Interface dataset entries
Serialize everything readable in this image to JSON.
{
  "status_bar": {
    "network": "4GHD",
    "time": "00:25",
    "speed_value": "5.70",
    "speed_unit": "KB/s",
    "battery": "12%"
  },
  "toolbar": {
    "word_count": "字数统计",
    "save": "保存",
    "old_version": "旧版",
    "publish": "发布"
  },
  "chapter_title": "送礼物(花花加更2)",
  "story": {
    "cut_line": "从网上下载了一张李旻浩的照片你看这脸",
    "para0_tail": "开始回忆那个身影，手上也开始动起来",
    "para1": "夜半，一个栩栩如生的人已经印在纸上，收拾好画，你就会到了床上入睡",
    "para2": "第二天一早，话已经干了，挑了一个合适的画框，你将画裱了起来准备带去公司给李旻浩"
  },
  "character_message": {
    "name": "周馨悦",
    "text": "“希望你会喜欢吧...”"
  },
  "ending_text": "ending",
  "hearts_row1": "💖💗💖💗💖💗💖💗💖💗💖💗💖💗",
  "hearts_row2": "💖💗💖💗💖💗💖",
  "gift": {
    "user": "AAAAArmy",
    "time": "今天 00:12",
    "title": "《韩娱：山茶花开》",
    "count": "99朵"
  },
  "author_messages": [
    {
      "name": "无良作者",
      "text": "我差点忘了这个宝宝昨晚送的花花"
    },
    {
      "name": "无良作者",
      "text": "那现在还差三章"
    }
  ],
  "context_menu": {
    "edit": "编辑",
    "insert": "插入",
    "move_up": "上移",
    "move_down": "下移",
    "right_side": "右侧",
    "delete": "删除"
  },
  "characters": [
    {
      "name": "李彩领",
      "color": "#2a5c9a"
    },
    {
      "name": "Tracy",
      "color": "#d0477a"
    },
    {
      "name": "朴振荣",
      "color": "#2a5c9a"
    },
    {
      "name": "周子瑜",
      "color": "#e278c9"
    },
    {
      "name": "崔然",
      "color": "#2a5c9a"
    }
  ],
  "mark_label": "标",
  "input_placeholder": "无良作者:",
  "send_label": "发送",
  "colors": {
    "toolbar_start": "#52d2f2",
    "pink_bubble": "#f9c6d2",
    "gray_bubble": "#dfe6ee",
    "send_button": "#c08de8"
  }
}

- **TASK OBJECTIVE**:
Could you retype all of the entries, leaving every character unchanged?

- **EXERCISE ANSWER**:
Serialize everything readable in this image to JSON.
{
  "status_bar": {
    "network": "4GHD",
    "time": "00:25",
    "speed_value": "5.70",
    "speed_unit": "KB/s",
    "battery": "12%"
  },
  "toolbar": {
    "word_count": "字数统计",
    "save": "保存",
    "old_version": "旧版",
    "publish": "发布"
  },
  "chapter_title": "送礼物(花花加更2)",
  "story": {
    "cut_line": "从网上下载了一张李旻浩的照片你看这脸",
    "para0_tail": "开始回忆那个身影，手上也开始动起来",
    "para1": "夜半，一个栩栩如生的人已经印在纸上，收拾好画，你就会到了床上入睡",
    "para2": "第二天一早，话已经干了，挑了一个合适的画框，你将画裱了起来准备带去公司给李旻浩"
  },
  "character_message": {
    "name": "周馨悦",
    "text": "“希望你会喜欢吧...”"
  },
  "ending_text": "ending",
  "hearts_row1": "💖💗💖💗💖💗💖💗💖💗💖💗💖💗",
  "hearts_row2": "💖💗💖💗💖💗💖",
  "gift": {
    "user": "AAAAArmy",
    "time": "今天 00:12",
    "title": "《韩娱：山茶花开》",
    "count": "99朵"
  },
  "author_messages": [
    {
      "name": "无良作者",
      "text": "我差点忘了这个宝宝昨晚送的花花"
    },
    {
      "name": "无良作者",
      "text": "那现在还差三章"
    }
  ],
  "context_menu": {
    "edit": "编辑",
    "insert": "插入",
    "move_up": "上移",
    "move_down": "下移",
    "right_side": "右侧",
    "delete": "删除"
  },
  "characters": [
    {
      "name": "李彩领",
      "color": "#2a5c9a"
    },
    {
      "name": "Tracy",
      "color": "#d0477a"
    },
    {
      "name": "朴振荣",
      "color": "#2a5c9a"
    },
    {
      "name": "周子瑜",
      "color": "#e278c9"
    },
    {
      "name": "崔然",
      "color": "#2a5c9a"
    }
  ],
  "mark_label": "标",
  "input_placeholder": "无良作者:",
  "send_label": "发送",
  "colors": {
    "toolbar_start": "#52d2f2",
    "pink_bubble": "#f9c6d2",
    "gray_bubble": "#dfe6ee",
    "send_button": "#c08de8"
  }
}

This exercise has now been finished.